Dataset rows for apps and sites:
◇ ◇ ◇

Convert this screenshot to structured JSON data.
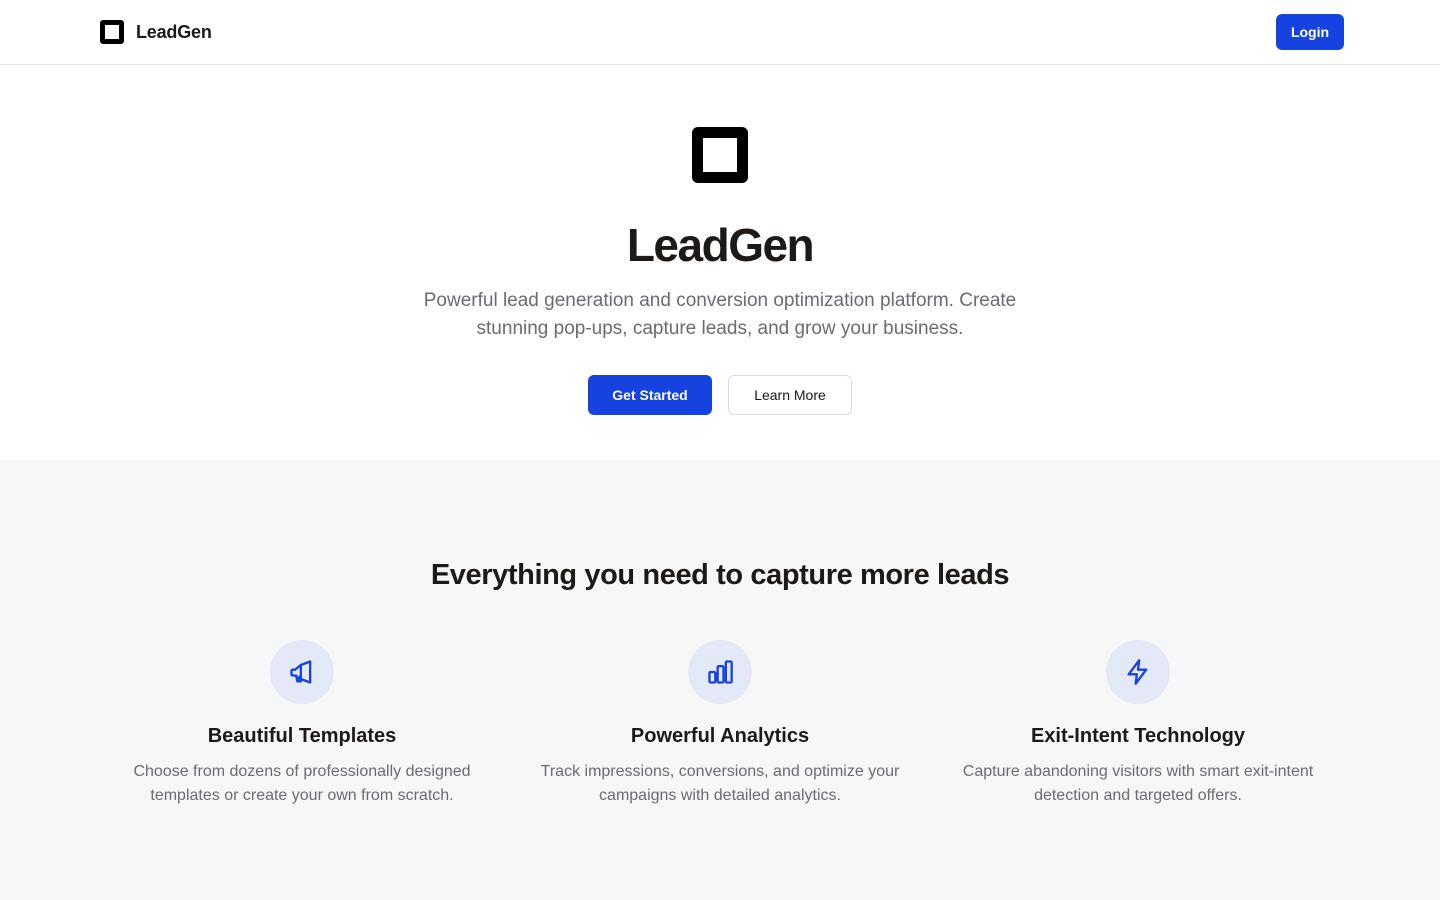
{
  "header": {
    "brand_name": "LeadGen",
    "login_label": "Login"
  },
  "hero": {
    "title": "LeadGen",
    "subtitle": "Powerful lead generation and conversion optimization platform. Create stunning pop-ups, capture leads, and grow your business.",
    "primary_cta": "Get Started",
    "secondary_cta": "Learn More"
  },
  "features": {
    "title": "Everything you need to capture more leads",
    "items": [
      {
        "icon": "megaphone-icon",
        "title": "Beautiful Templates",
        "description": "Choose from dozens of professionally designed templates or create your own from scratch."
      },
      {
        "icon": "bar-chart-icon",
        "title": "Powerful Analytics",
        "description": "Track impressions, conversions, and optimize your campaigns with detailed analytics."
      },
      {
        "icon": "lightning-icon",
        "title": "Exit-Intent Technology",
        "description": "Capture abandoning visitors with smart exit-intent detection and targeted offers."
      }
    ]
  },
  "colors": {
    "accent": "#1642e0",
    "icon_bg": "#e4e9f7",
    "section_bg": "#f7f7f7",
    "muted_text": "#6b6b73"
  }
}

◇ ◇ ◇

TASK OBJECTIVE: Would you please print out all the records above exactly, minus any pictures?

ANSWER BOX:
Convert this screenshot to structured JSON data.
{
  "header": {
    "brand_name": "LeadGen",
    "login_label": "Login"
  },
  "hero": {
    "title": "LeadGen",
    "subtitle": "Powerful lead generation and conversion optimization platform. Create stunning pop-ups, capture leads, and grow your business.",
    "primary_cta": "Get Started",
    "secondary_cta": "Learn More"
  },
  "features": {
    "title": "Everything you need to capture more leads",
    "items": [
      {
        "icon": "megaphone-icon",
        "title": "Beautiful Templates",
        "description": "Choose from dozens of professionally designed templates or create your own from scratch."
      },
      {
        "icon": "bar-chart-icon",
        "title": "Powerful Analytics",
        "description": "Track impressions, conversions, and optimize your campaigns with detailed analytics."
      },
      {
        "icon": "lightning-icon",
        "title": "Exit-Intent Technology",
        "description": "Capture abandoning visitors with smart exit-intent detection and targeted offers."
      }
    ]
  },
  "colors": {
    "accent": "#1642e0",
    "icon_bg": "#e4e9f7",
    "section_bg": "#f7f7f7",
    "muted_text": "#6b6b73"
  }
}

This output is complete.